→ **Aim of the task**: Write out the records in full and without alteration, setting aside their pictures.

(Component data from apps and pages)
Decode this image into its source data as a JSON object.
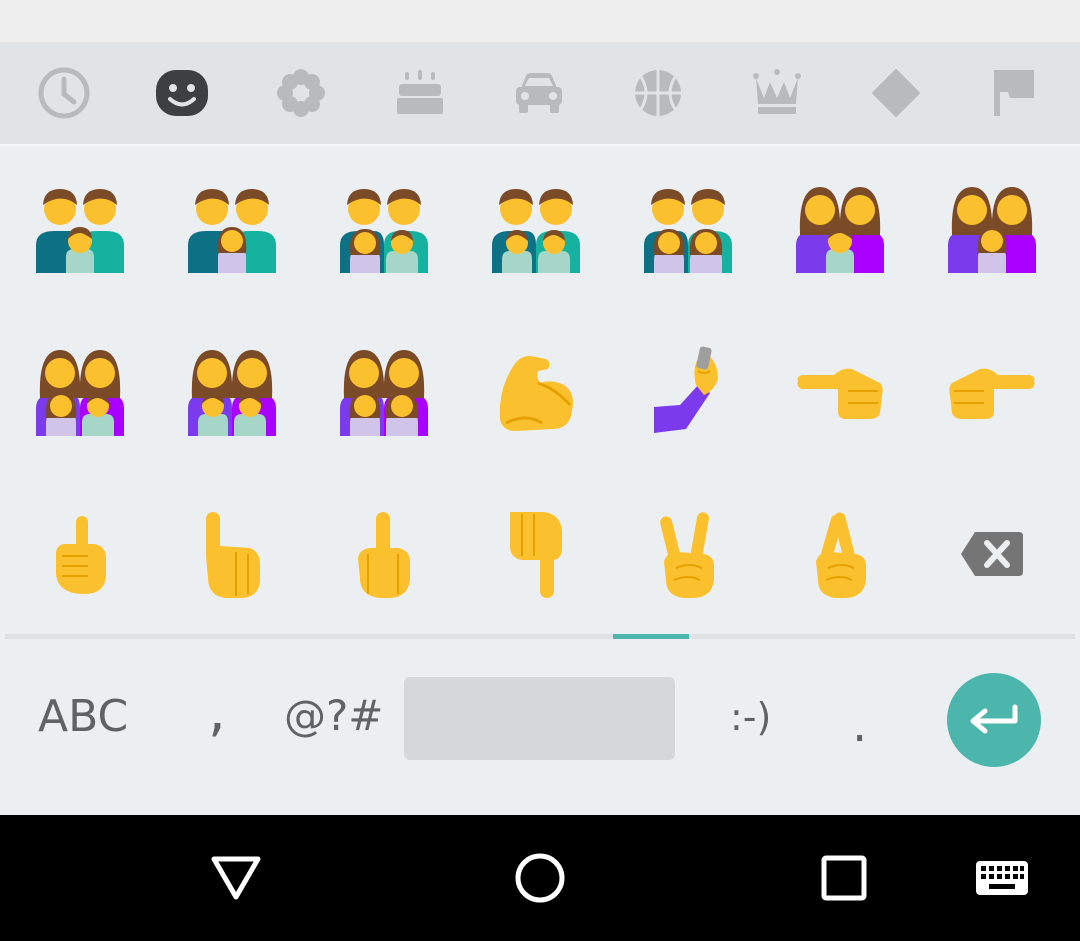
{
  "categories": [
    {
      "icon": "recent-clock-icon"
    },
    {
      "icon": "smiley-face-icon",
      "selected": true
    },
    {
      "icon": "flower-icon"
    },
    {
      "icon": "birthday-cake-icon"
    },
    {
      "icon": "car-icon"
    },
    {
      "icon": "basketball-icon"
    },
    {
      "icon": "crown-icon"
    },
    {
      "icon": "diamond-icon"
    },
    {
      "icon": "flag-icon"
    }
  ],
  "emoji_grid": [
    {
      "icon": "family-man-man-boy-emoji"
    },
    {
      "icon": "family-man-man-girl-emoji"
    },
    {
      "icon": "family-man-man-girl-boy-emoji"
    },
    {
      "icon": "family-man-man-boy-boy-emoji"
    },
    {
      "icon": "family-man-man-girl-girl-emoji"
    },
    {
      "icon": "family-woman-woman-boy-emoji"
    },
    {
      "icon": "family-woman-woman-girl-emoji"
    },
    {
      "icon": "family-woman-woman-girl-boy-emoji"
    },
    {
      "icon": "family-woman-woman-boy-boy-emoji"
    },
    {
      "icon": "family-woman-woman-girl-girl-emoji"
    },
    {
      "icon": "flexed-biceps-emoji"
    },
    {
      "icon": "selfie-emoji"
    },
    {
      "icon": "backhand-index-pointing-left-emoji"
    },
    {
      "icon": "backhand-index-pointing-right-emoji"
    },
    {
      "icon": "index-pointing-up-emoji"
    },
    {
      "icon": "backhand-index-pointing-up-emoji"
    },
    {
      "icon": "middle-finger-emoji"
    },
    {
      "icon": "backhand-index-pointing-down-emoji"
    },
    {
      "icon": "victory-hand-emoji"
    },
    {
      "icon": "crossed-fingers-emoji"
    },
    {
      "icon": "backspace-icon"
    }
  ],
  "page_indicator": {
    "pages": 7,
    "current": 5
  },
  "bottom_row": {
    "abc": "ABC",
    "comma": ",",
    "symbols": "@?#",
    "emoticon": ":-)",
    "period": ".",
    "enter_icon": "enter-arrow-icon"
  },
  "navbar": [
    "back-triangle-icon",
    "home-circle-icon",
    "recents-square-icon",
    "keyboard-icon"
  ],
  "colors": {
    "accent": "#4db6ac",
    "key_text": "#5f6368",
    "icon_gray": "#b8bbbe",
    "selected_icon": "#3c4043",
    "emoji_yellow": "#fbc02d"
  }
}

→ **Written response**:
Decode this image into its source data as a JSON object.
{
  "categories": [
    {
      "icon": "recent-clock-icon"
    },
    {
      "icon": "smiley-face-icon",
      "selected": true
    },
    {
      "icon": "flower-icon"
    },
    {
      "icon": "birthday-cake-icon"
    },
    {
      "icon": "car-icon"
    },
    {
      "icon": "basketball-icon"
    },
    {
      "icon": "crown-icon"
    },
    {
      "icon": "diamond-icon"
    },
    {
      "icon": "flag-icon"
    }
  ],
  "emoji_grid": [
    {
      "icon": "family-man-man-boy-emoji"
    },
    {
      "icon": "family-man-man-girl-emoji"
    },
    {
      "icon": "family-man-man-girl-boy-emoji"
    },
    {
      "icon": "family-man-man-boy-boy-emoji"
    },
    {
      "icon": "family-man-man-girl-girl-emoji"
    },
    {
      "icon": "family-woman-woman-boy-emoji"
    },
    {
      "icon": "family-woman-woman-girl-emoji"
    },
    {
      "icon": "family-woman-woman-girl-boy-emoji"
    },
    {
      "icon": "family-woman-woman-boy-boy-emoji"
    },
    {
      "icon": "family-woman-woman-girl-girl-emoji"
    },
    {
      "icon": "flexed-biceps-emoji"
    },
    {
      "icon": "selfie-emoji"
    },
    {
      "icon": "backhand-index-pointing-left-emoji"
    },
    {
      "icon": "backhand-index-pointing-right-emoji"
    },
    {
      "icon": "index-pointing-up-emoji"
    },
    {
      "icon": "backhand-index-pointing-up-emoji"
    },
    {
      "icon": "middle-finger-emoji"
    },
    {
      "icon": "backhand-index-pointing-down-emoji"
    },
    {
      "icon": "victory-hand-emoji"
    },
    {
      "icon": "crossed-fingers-emoji"
    },
    {
      "icon": "backspace-icon"
    }
  ],
  "page_indicator": {
    "pages": 7,
    "current": 5
  },
  "bottom_row": {
    "abc": "ABC",
    "comma": ",",
    "symbols": "@?#",
    "emoticon": ":-)",
    "period": ".",
    "enter_icon": "enter-arrow-icon"
  },
  "navbar": [
    "back-triangle-icon",
    "home-circle-icon",
    "recents-square-icon",
    "keyboard-icon"
  ],
  "colors": {
    "accent": "#4db6ac",
    "key_text": "#5f6368",
    "icon_gray": "#b8bbbe",
    "selected_icon": "#3c4043",
    "emoji_yellow": "#fbc02d"
  }
}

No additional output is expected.